Look through the records below and state how many lines carry the string "label", adding nothing.

═════ EXTRACTED ENTRIES

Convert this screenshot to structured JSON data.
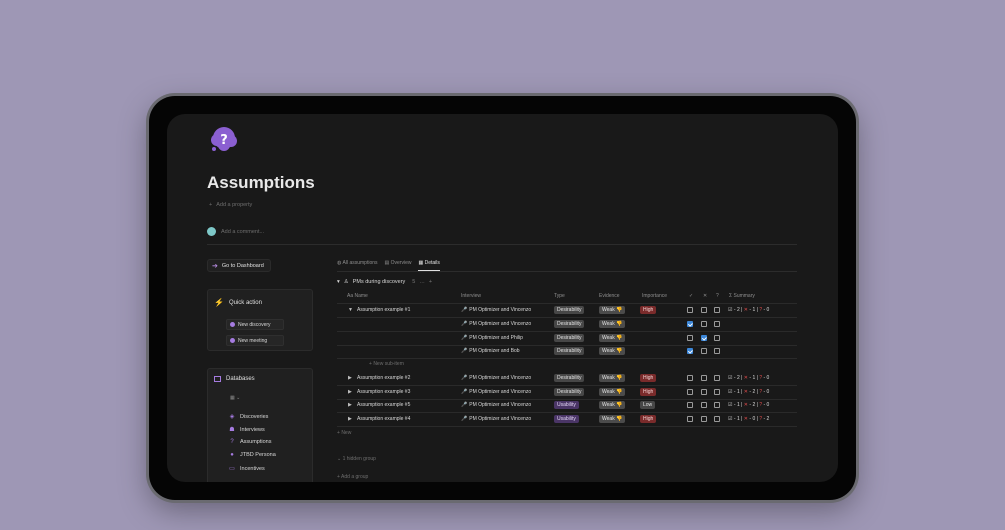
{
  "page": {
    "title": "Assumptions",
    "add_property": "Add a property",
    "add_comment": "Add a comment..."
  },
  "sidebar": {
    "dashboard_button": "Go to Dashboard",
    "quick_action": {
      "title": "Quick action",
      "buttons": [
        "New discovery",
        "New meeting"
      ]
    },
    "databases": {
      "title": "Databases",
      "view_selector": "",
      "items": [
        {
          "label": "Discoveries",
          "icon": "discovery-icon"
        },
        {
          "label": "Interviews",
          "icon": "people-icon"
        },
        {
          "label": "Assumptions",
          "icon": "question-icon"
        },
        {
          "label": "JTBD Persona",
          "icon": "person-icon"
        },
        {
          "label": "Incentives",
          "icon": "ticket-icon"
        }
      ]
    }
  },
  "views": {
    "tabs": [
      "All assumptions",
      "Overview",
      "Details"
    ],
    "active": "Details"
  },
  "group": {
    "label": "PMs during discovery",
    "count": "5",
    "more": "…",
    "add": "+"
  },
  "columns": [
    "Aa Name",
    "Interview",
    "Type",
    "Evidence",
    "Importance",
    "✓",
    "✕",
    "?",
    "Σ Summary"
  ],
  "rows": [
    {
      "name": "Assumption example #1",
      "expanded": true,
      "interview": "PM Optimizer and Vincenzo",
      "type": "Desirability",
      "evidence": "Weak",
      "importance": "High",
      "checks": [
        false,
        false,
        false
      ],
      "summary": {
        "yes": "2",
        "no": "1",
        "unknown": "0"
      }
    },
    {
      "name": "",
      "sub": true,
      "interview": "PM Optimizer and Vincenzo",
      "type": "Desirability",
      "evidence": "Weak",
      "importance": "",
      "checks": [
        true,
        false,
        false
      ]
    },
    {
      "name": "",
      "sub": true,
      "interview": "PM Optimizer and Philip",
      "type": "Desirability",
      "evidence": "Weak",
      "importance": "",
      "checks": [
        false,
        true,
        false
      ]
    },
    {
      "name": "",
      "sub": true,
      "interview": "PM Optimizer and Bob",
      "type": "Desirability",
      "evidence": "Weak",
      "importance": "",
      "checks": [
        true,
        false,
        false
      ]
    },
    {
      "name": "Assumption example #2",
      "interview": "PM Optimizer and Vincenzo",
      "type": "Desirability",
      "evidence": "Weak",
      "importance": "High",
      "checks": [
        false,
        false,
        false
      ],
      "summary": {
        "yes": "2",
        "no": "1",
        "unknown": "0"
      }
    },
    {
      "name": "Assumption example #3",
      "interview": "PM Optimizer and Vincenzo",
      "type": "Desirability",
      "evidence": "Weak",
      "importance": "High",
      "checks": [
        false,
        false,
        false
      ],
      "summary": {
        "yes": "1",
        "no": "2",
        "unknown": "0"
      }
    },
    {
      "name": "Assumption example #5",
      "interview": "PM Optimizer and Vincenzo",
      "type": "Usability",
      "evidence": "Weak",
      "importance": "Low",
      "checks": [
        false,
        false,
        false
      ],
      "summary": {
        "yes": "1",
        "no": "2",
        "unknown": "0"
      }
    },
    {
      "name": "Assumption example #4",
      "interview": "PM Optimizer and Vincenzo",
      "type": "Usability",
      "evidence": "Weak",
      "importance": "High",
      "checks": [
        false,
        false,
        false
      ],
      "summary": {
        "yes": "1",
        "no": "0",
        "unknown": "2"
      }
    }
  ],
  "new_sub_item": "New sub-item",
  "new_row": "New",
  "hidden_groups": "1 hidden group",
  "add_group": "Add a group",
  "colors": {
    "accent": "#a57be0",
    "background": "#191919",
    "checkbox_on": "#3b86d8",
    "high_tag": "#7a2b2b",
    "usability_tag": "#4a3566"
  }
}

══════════

EXPECTED OUTPUT: 6